What is the Lottery?


The lottery is a low-odds game of chance in which winners are selected at random. The prizes may be cash or goods. Lotteries are often administered by state or federal governments. Some people play the lottery regularly; in the United States, more than 80 million tickets are sold every week. Unlike other forms of gambling, the winnings from lotteries are typically taxed. A winner’s total winnings must be reported and declared to the IRS. The prize money is often used for public works projects or other community needs.

A key element in all lotteries is the drawing, a procedure for selecting the winning numbers or symbols. The drawing may involve a pool or collection of all tickets and their counterfoils that are shuffled, then resorted and randomly selected for the winnings. Computers are increasingly used for this purpose, allowing large numbers of tickets to be stored and resorted in a short time with a high degree of accuracy.

Ticket sales for the lottery are a major source of revenue for state and local governments. Some governments use the proceeds of lotteries for public works projects, while others set aside a percentage of the profits as revenues and profit for the winners.

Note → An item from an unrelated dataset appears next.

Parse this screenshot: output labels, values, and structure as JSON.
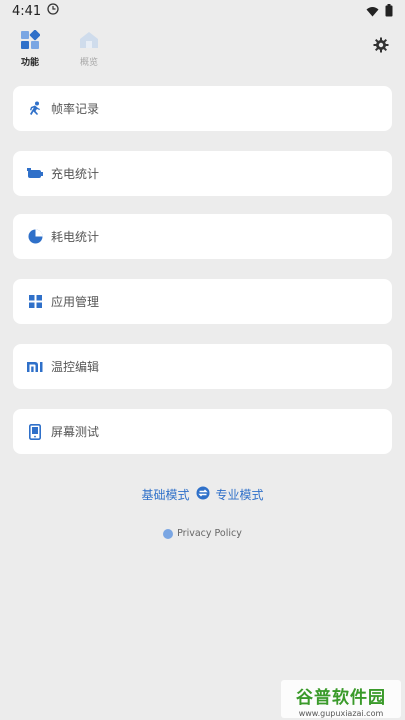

Depending on the size of the prize, bettors may choose to focus on few large prizes or many smaller ones. In either case, the overall pool of prize money must be balanced against other expenses, including marketing and organizational costs.

People buy the lottery for a variety of reasons, from the desire to win big to a sense of obligation to support the government’s efforts to improve society. The lottery is an addictive pastime, with players spending billions of dollars annually. In some cases, the winnings can be used to pay off credit card debt or build an emergency savings account. However, it is important to understand the odds of winning before playing.

While it is possible to be a winner in the lottery, it is not easy. First of all, the prize money is usually much lower than the advertised jackpot. Second, there are huge tax implications – up to half of the prize amount can be paid in taxes if you win. In addition, you must learn how to handle the sudden wealth and fame that comes with being a lottery winner.

Lottery winners are often faced with an avalanche of requests for money from friends and family members. In some cases, this can lead to financial problems and even bankruptcy. To avoid these problems, you should avoid telling everyone if you win the lottery.

To reduce your risk of winning, you should only purchase lottery tickets at reputable outlets. In addition, you should check if the outlet has a history of selling winning tickets. Also, make sure to stick to your buying plan and never miss a draw. By following these tips, you can maximize your chances of winning the lottery. Good luck!